Extracted records:
※ ※ ※

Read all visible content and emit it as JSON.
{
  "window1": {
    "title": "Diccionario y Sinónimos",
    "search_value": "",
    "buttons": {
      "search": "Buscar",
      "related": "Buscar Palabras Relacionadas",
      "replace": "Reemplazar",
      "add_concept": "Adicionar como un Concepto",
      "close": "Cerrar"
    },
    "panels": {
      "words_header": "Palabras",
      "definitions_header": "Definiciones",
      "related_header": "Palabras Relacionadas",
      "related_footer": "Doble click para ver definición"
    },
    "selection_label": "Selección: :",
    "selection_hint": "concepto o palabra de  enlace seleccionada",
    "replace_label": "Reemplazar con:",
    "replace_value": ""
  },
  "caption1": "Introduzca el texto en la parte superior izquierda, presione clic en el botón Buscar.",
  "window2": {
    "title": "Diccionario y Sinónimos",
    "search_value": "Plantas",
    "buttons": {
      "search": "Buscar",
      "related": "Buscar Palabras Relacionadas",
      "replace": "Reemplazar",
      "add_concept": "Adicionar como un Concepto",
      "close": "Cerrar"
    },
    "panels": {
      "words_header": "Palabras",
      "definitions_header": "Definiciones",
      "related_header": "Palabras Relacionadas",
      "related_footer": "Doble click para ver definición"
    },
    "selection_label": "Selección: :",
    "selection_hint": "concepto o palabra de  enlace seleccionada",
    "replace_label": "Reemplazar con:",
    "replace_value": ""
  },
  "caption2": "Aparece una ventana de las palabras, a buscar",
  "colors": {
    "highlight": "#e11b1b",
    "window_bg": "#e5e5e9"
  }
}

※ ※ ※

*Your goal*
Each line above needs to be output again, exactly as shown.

*Result for this exercise*
Read all visible content and emit it as JSON.
{
  "window1": {
    "title": "Diccionario y Sinónimos",
    "search_value": "",
    "buttons": {
      "search": "Buscar",
      "related": "Buscar Palabras Relacionadas",
      "replace": "Reemplazar",
      "add_concept": "Adicionar como un Concepto",
      "close": "Cerrar"
    },
    "panels": {
      "words_header": "Palabras",
      "definitions_header": "Definiciones",
      "related_header": "Palabras Relacionadas",
      "related_footer": "Doble click para ver definición"
    },
    "selection_label": "Selección: :",
    "selection_hint": "concepto o palabra de  enlace seleccionada",
    "replace_label": "Reemplazar con:",
    "replace_value": ""
  },
  "caption1": "Introduzca el texto en la parte superior izquierda, presione clic en el botón Buscar.",
  "window2": {
    "title": "Diccionario y Sinónimos",
    "search_value": "Plantas",
    "buttons": {
      "search": "Buscar",
      "related": "Buscar Palabras Relacionadas",
      "replace": "Reemplazar",
      "add_concept": "Adicionar como un Concepto",
      "close": "Cerrar"
    },
    "panels": {
      "words_header": "Palabras",
      "definitions_header": "Definiciones",
      "related_header": "Palabras Relacionadas",
      "related_footer": "Doble click para ver definición"
    },
    "selection_label": "Selección: :",
    "selection_hint": "concepto o palabra de  enlace seleccionada",
    "replace_label": "Reemplazar con:",
    "replace_value": ""
  },
  "caption2": "Aparece una ventana de las palabras, a buscar",
  "colors": {
    "highlight": "#e11b1b",
    "window_bg": "#e5e5e9"
  }
}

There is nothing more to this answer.